■ PROBLEM DESCRIPTION: Word for word, restate all of the records.

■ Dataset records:
==========

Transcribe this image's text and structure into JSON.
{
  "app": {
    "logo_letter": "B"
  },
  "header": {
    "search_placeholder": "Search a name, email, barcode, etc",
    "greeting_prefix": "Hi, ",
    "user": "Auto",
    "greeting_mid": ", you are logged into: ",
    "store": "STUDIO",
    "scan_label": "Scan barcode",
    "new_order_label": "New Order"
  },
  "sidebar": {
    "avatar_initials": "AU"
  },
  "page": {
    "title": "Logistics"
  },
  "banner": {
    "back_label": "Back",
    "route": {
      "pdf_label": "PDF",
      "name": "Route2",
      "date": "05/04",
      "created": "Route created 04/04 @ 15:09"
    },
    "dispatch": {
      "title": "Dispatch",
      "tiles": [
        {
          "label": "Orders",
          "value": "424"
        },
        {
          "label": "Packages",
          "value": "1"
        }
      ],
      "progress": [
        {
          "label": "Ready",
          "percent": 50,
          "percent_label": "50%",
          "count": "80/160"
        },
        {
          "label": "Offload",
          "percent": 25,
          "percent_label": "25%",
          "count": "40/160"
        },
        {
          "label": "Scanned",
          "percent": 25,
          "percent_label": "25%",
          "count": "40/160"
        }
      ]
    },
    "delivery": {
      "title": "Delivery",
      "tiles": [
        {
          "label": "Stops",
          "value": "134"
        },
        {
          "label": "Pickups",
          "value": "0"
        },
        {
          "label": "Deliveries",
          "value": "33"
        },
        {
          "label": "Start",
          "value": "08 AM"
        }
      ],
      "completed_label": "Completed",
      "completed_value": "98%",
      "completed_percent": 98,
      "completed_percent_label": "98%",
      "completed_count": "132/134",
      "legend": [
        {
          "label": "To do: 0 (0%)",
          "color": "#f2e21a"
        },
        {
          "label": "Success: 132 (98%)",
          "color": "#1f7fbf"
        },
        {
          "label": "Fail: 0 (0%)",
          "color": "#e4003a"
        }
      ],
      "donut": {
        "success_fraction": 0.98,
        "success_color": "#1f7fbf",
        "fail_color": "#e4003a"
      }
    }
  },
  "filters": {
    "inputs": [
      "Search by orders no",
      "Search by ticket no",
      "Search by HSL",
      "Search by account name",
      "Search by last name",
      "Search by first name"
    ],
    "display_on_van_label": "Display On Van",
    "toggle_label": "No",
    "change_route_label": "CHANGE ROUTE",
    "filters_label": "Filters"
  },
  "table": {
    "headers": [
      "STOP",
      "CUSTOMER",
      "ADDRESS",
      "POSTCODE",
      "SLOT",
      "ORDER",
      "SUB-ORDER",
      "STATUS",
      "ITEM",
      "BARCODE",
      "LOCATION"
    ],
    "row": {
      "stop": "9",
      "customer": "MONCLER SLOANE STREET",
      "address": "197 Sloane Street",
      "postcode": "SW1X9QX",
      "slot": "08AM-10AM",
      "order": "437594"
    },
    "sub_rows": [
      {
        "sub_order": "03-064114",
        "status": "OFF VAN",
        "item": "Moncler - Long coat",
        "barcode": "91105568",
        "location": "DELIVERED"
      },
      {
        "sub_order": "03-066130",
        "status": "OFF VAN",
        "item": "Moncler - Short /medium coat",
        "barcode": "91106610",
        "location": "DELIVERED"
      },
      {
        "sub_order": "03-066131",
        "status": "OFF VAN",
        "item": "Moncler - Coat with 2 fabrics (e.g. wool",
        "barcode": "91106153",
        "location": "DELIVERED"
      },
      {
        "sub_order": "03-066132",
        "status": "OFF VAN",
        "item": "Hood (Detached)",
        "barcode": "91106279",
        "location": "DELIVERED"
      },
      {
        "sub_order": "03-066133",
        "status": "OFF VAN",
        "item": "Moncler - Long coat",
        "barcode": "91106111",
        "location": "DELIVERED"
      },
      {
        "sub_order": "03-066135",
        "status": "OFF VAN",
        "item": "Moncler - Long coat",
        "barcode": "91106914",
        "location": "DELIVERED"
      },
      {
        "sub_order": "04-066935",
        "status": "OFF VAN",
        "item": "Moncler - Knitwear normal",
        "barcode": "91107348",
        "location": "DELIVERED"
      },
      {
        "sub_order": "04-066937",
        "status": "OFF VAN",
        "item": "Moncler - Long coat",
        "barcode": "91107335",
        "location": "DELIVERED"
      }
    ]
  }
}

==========

■ YOUR SOLUTION:
Transcribe this image's text and structure into JSON.
{
  "app": {
    "logo_letter": "B"
  },
  "header": {
    "search_placeholder": "Search a name, email, barcode, etc",
    "greeting_prefix": "Hi, ",
    "user": "Auto",
    "greeting_mid": ", you are logged into: ",
    "store": "STUDIO",
    "scan_label": "Scan barcode",
    "new_order_label": "New Order"
  },
  "sidebar": {
    "avatar_initials": "AU"
  },
  "page": {
    "title": "Logistics"
  },
  "banner": {
    "back_label": "Back",
    "route": {
      "pdf_label": "PDF",
      "name": "Route2",
      "date": "05/04",
      "created": "Route created 04/04 @ 15:09"
    },
    "dispatch": {
      "title": "Dispatch",
      "tiles": [
        {
          "label": "Orders",
          "value": "424"
        },
        {
          "label": "Packages",
          "value": "1"
        }
      ],
      "progress": [
        {
          "label": "Ready",
          "percent": 50,
          "percent_label": "50%",
          "count": "80/160"
        },
        {
          "label": "Offload",
          "percent": 25,
          "percent_label": "25%",
          "count": "40/160"
        },
        {
          "label": "Scanned",
          "percent": 25,
          "percent_label": "25%",
          "count": "40/160"
        }
      ]
    },
    "delivery": {
      "title": "Delivery",
      "tiles": [
        {
          "label": "Stops",
          "value": "134"
        },
        {
          "label": "Pickups",
          "value": "0"
        },
        {
          "label": "Deliveries",
          "value": "33"
        },
        {
          "label": "Start",
          "value": "08 AM"
        }
      ],
      "completed_label": "Completed",
      "completed_value": "98%",
      "completed_percent": 98,
      "completed_percent_label": "98%",
      "completed_count": "132/134",
      "legend": [
        {
          "label": "To do: 0 (0%)",
          "color": "#f2e21a"
        },
        {
          "label": "Success: 132 (98%)",
          "color": "#1f7fbf"
        },
        {
          "label": "Fail: 0 (0%)",
          "color": "#e4003a"
        }
      ],
      "donut": {
        "success_fraction": 0.98,
        "success_color": "#1f7fbf",
        "fail_color": "#e4003a"
      }
    }
  },
  "filters": {
    "inputs": [
      "Search by orders no",
      "Search by ticket no",
      "Search by HSL",
      "Search by account name",
      "Search by last name",
      "Search by first name"
    ],
    "display_on_van_label": "Display On Van",
    "toggle_label": "No",
    "change_route_label": "CHANGE ROUTE",
    "filters_label": "Filters"
  },
  "table": {
    "headers": [
      "STOP",
      "CUSTOMER",
      "ADDRESS",
      "POSTCODE",
      "SLOT",
      "ORDER",
      "SUB-ORDER",
      "STATUS",
      "ITEM",
      "BARCODE",
      "LOCATION"
    ],
    "row": {
      "stop": "9",
      "customer": "MONCLER SLOANE STREET",
      "address": "197 Sloane Street",
      "postcode": "SW1X9QX",
      "slot": "08AM-10AM",
      "order": "437594"
    },
    "sub_rows": [
      {
        "sub_order": "03-064114",
        "status": "OFF VAN",
        "item": "Moncler - Long coat",
        "barcode": "91105568",
        "location": "DELIVERED"
      },
      {
        "sub_order": "03-066130",
        "status": "OFF VAN",
        "item": "Moncler - Short /medium coat",
        "barcode": "91106610",
        "location": "DELIVERED"
      },
      {
        "sub_order": "03-066131",
        "status": "OFF VAN",
        "item": "Moncler - Coat with 2 fabrics (e.g. wool",
        "barcode": "91106153",
        "location": "DELIVERED"
      },
      {
        "sub_order": "03-066132",
        "status": "OFF VAN",
        "item": "Hood (Detached)",
        "barcode": "91106279",
        "location": "DELIVERED"
      },
      {
        "sub_order": "03-066133",
        "status": "OFF VAN",
        "item": "Moncler - Long coat",
        "barcode": "91106111",
        "location": "DELIVERED"
      },
      {
        "sub_order": "03-066135",
        "status": "OFF VAN",
        "item": "Moncler - Long coat",
        "barcode": "91106914",
        "location": "DELIVERED"
      },
      {
        "sub_order": "04-066935",
        "status": "OFF VAN",
        "item": "Moncler - Knitwear normal",
        "barcode": "91107348",
        "location": "DELIVERED"
      },
      {
        "sub_order": "04-066937",
        "status": "OFF VAN",
        "item": "Moncler - Long coat",
        "barcode": "91107335",
        "location": "DELIVERED"
      }
    ]
  }
}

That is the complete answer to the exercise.